**TASK DATA**

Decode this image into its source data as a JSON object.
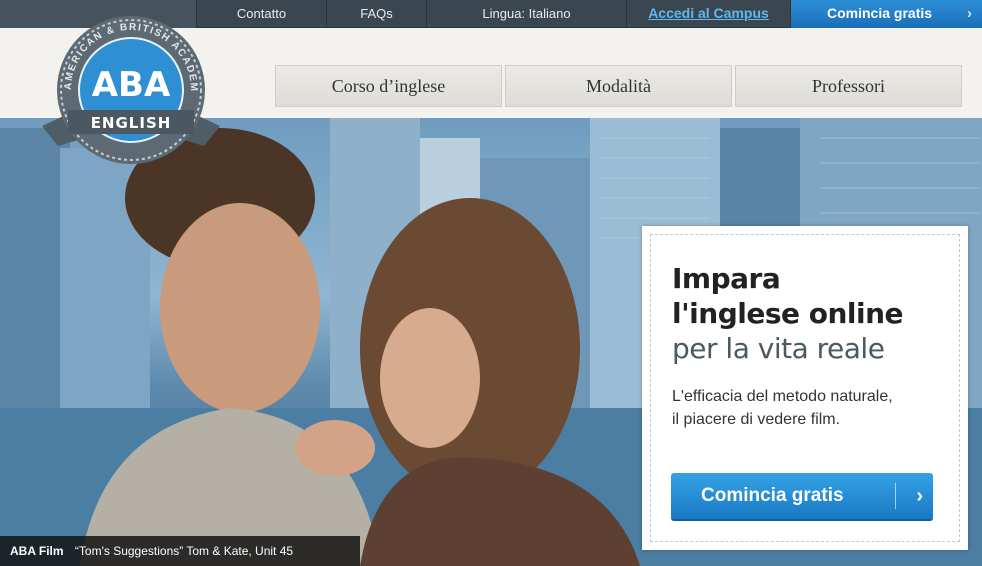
{
  "topbar": {
    "contatto": "Contatto",
    "faqs": "FAQs",
    "lingua": "Lingua: Italiano",
    "campus": "Accedi al Campus",
    "start": "Comincia gratis",
    "start_chevron": "›"
  },
  "logo": {
    "ring_text": "AMERICAN & BRITISH ACADEMY",
    "abbr": "ABA",
    "word": "ENGLISH"
  },
  "nav": {
    "items": [
      {
        "label": "Corso d’inglese"
      },
      {
        "label": "Modalità"
      },
      {
        "label": "Professori"
      }
    ]
  },
  "hero": {
    "caption_film": "ABA Film",
    "caption_text": "“Tom's Suggestions”  Tom & Kate, Unit 45"
  },
  "promo": {
    "line1": "Impara",
    "line2": "l'inglese online",
    "line3": "per la vita reale",
    "body1": "L'efficacia del metodo naturale,",
    "body2": "il piacere di vedere film.",
    "cta": "Comincia gratis",
    "cta_chevron": "›"
  },
  "colors": {
    "topbar": "#3a4750",
    "accent_blue": "#1a79c4",
    "link_blue": "#5fb7f0"
  }
}
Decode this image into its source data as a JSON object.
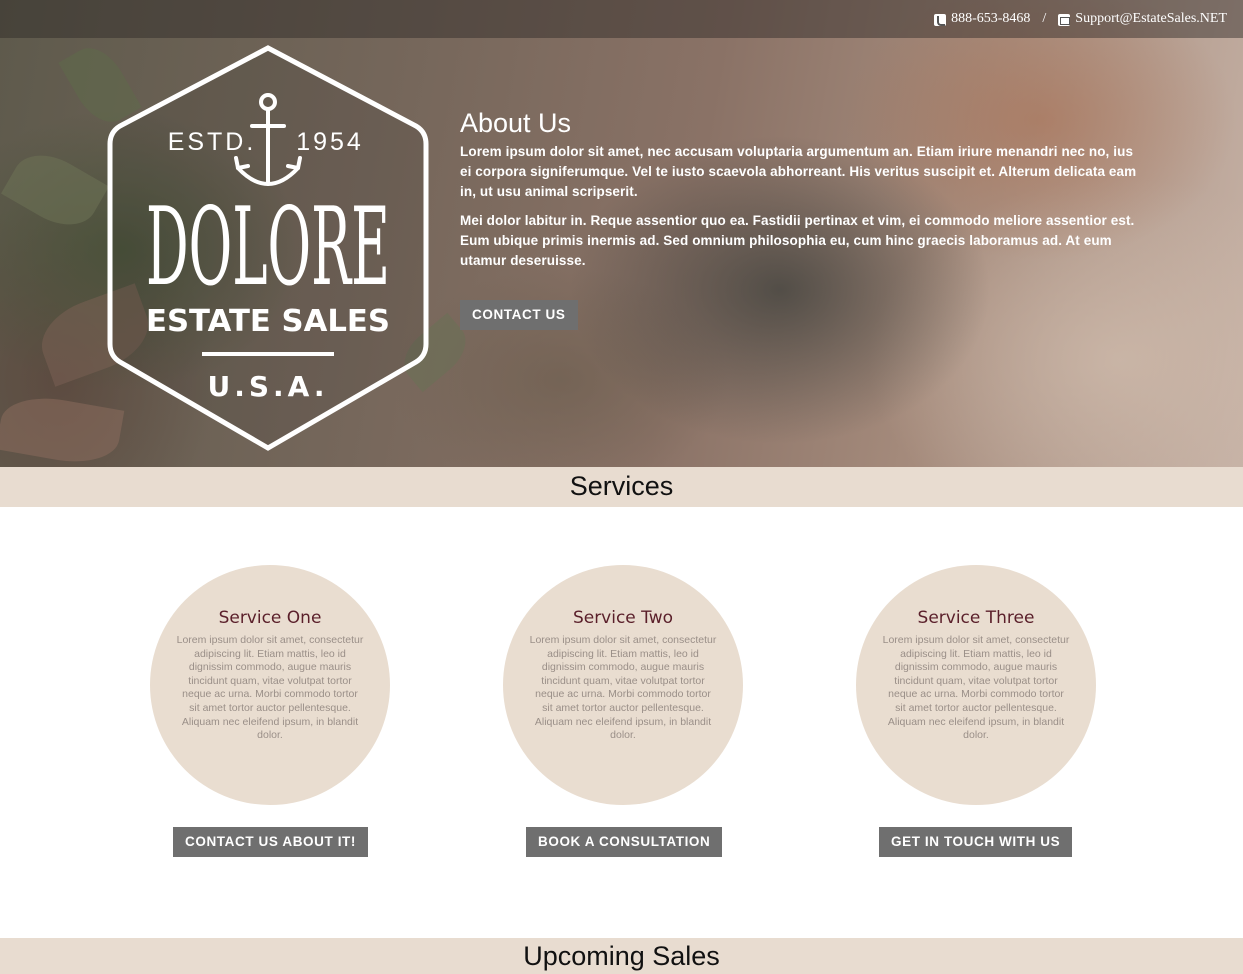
{
  "topbar": {
    "phone": "888-653-8468",
    "separator": "/",
    "email": "Support@EstateSales.NET"
  },
  "logo": {
    "estd": "ESTD.",
    "year": "1954",
    "name": "DOLORE",
    "tagline": "ESTATE SALES",
    "country": "U.S.A."
  },
  "about": {
    "title": "About Us",
    "paragraphs": [
      "Lorem ipsum dolor sit amet, nec accusam voluptaria argumentum an. Etiam iriure menandri nec no, ius ei corpora signiferumque. Vel te iusto scaevola abhorreant. His veritus suscipit et. Alterum delicata eam in, ut usu animal scripserit.",
      "Mei dolor labitur in. Reque assentior quo ea. Fastidii pertinax et vim, ei commodo meliore assentior est. Eum ubique primis inermis ad. Sed omnium philosophia eu, cum hinc graecis laboramus ad. At eum utamur deseruisse."
    ],
    "button": "CONTACT US"
  },
  "services": {
    "title": "Services",
    "items": [
      {
        "title": "Service One",
        "text": "Lorem ipsum dolor sit amet, consectetur adipiscing lit. Etiam mattis, leo id dignissim commodo, augue mauris tincidunt quam, vitae volutpat tortor neque ac urna. Morbi commodo tortor sit amet tortor auctor pellentesque. Aliquam nec eleifend ipsum, in blandit dolor.",
        "button": "CONTACT US ABOUT IT!"
      },
      {
        "title": "Service Two",
        "text": "Lorem ipsum dolor sit amet, consectetur adipiscing lit. Etiam mattis, leo id dignissim commodo, augue mauris tincidunt quam, vitae volutpat tortor neque ac urna. Morbi commodo tortor sit amet tortor auctor pellentesque. Aliquam nec eleifend ipsum, in blandit dolor.",
        "button": "BOOK A CONSULTATION"
      },
      {
        "title": "Service Three",
        "text": "Lorem ipsum dolor sit amet, consectetur adipiscing lit. Etiam mattis, leo id dignissim commodo, augue mauris tincidunt quam, vitae volutpat tortor neque ac urna. Morbi commodo tortor sit amet tortor auctor pellentesque. Aliquam nec eleifend ipsum, in blandit dolor.",
        "button": "GET IN TOUCH WITH US"
      }
    ]
  },
  "upcoming": {
    "title": "Upcoming Sales"
  },
  "colors": {
    "band": "#e8dcd0",
    "circle": "#e9ddd0",
    "service_title": "#5a1f2a",
    "button": "#6f6f6f"
  }
}
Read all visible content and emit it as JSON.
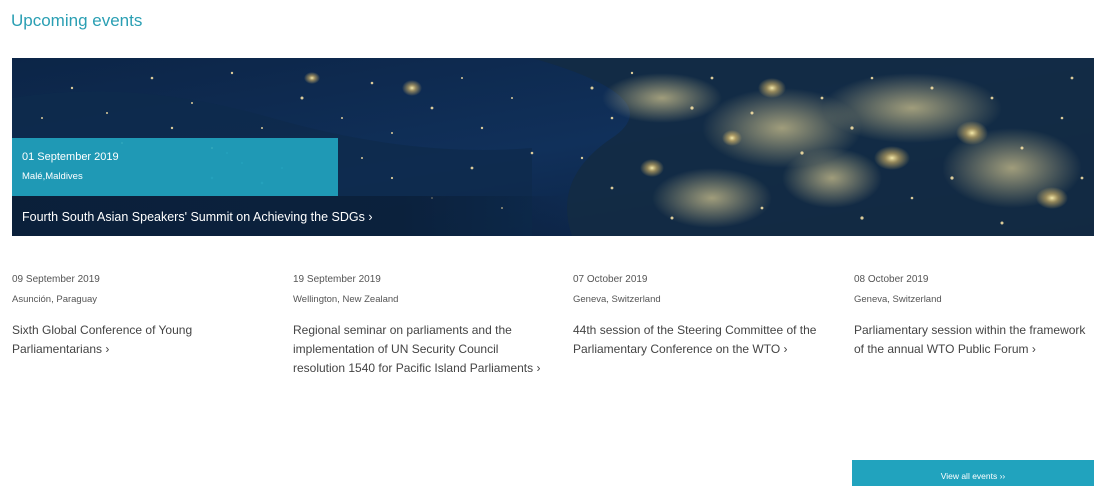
{
  "section": {
    "title": "Upcoming events"
  },
  "featured": {
    "date": "01 September 2019",
    "location": "Malé,Maldives",
    "title": "Fourth South Asian Speakers' Summit on Achieving the SDGs ›"
  },
  "events": [
    {
      "date": "09 September 2019",
      "location": "Asunción, Paraguay",
      "title": "Sixth Global Conference of Young Parliamentarians ›"
    },
    {
      "date": "19 September 2019",
      "location": "Wellington, New Zealand",
      "title": "Regional seminar on parliaments and the implementation of UN Security Council resolution 1540 for Pacific Island Parliaments ›"
    },
    {
      "date": "07 October 2019",
      "location": "Geneva, Switzerland",
      "title": "44th session of the Steering Committee of the Parliamentary Conference on the WTO ›"
    },
    {
      "date": "08 October 2019",
      "location": "Geneva, Switzerland",
      "title": "Parliamentary session within the framework of the annual WTO Public Forum ›"
    }
  ],
  "view_all": {
    "label": "View all events ››"
  },
  "colors": {
    "accent": "#21a3be",
    "title": "#2a9fb3",
    "text": "#444444"
  }
}
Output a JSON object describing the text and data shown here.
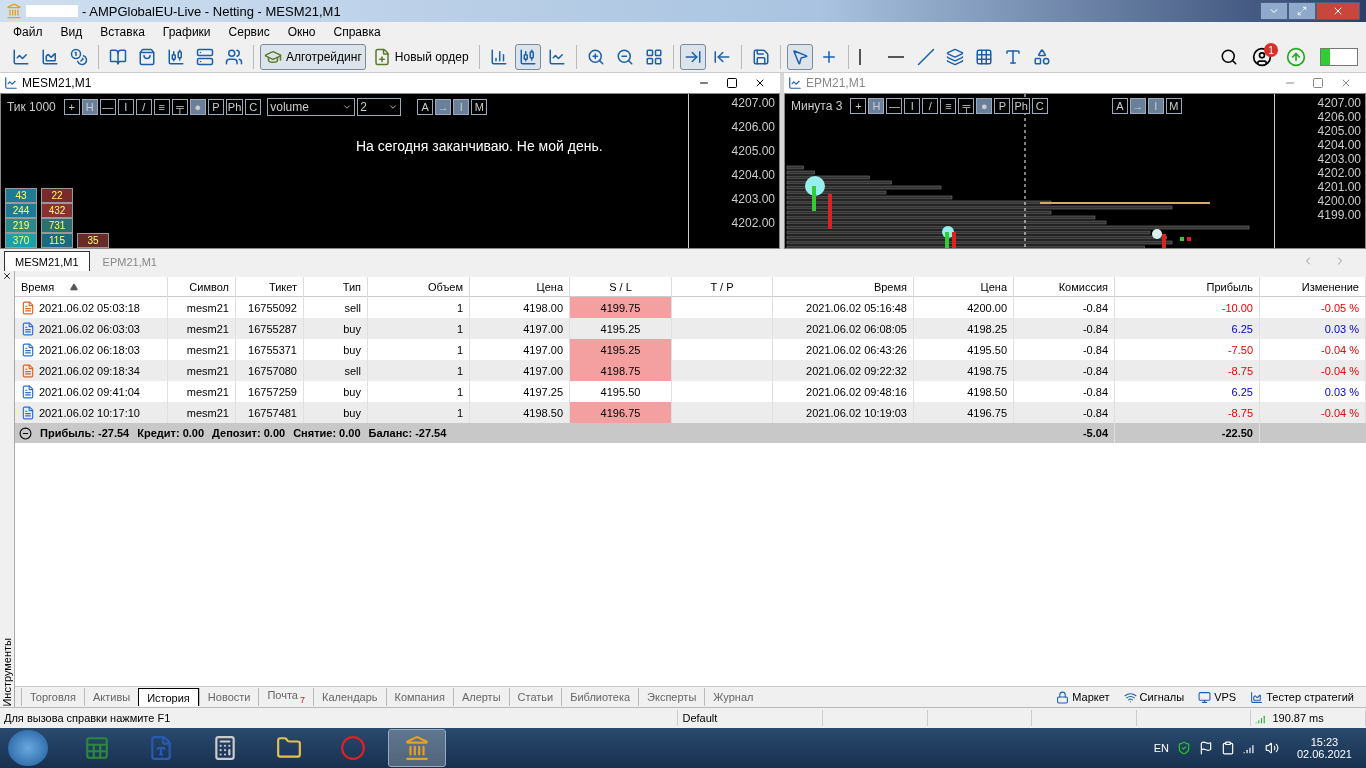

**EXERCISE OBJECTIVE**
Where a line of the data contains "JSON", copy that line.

**REPLY TO THE EXERCISE**
Decode this image into its source data as a JSON object.
Decode this image into its source data as a JSON object.
Read all visible content and emit it as JSON.
Output a JSON object describing the text and data shown here.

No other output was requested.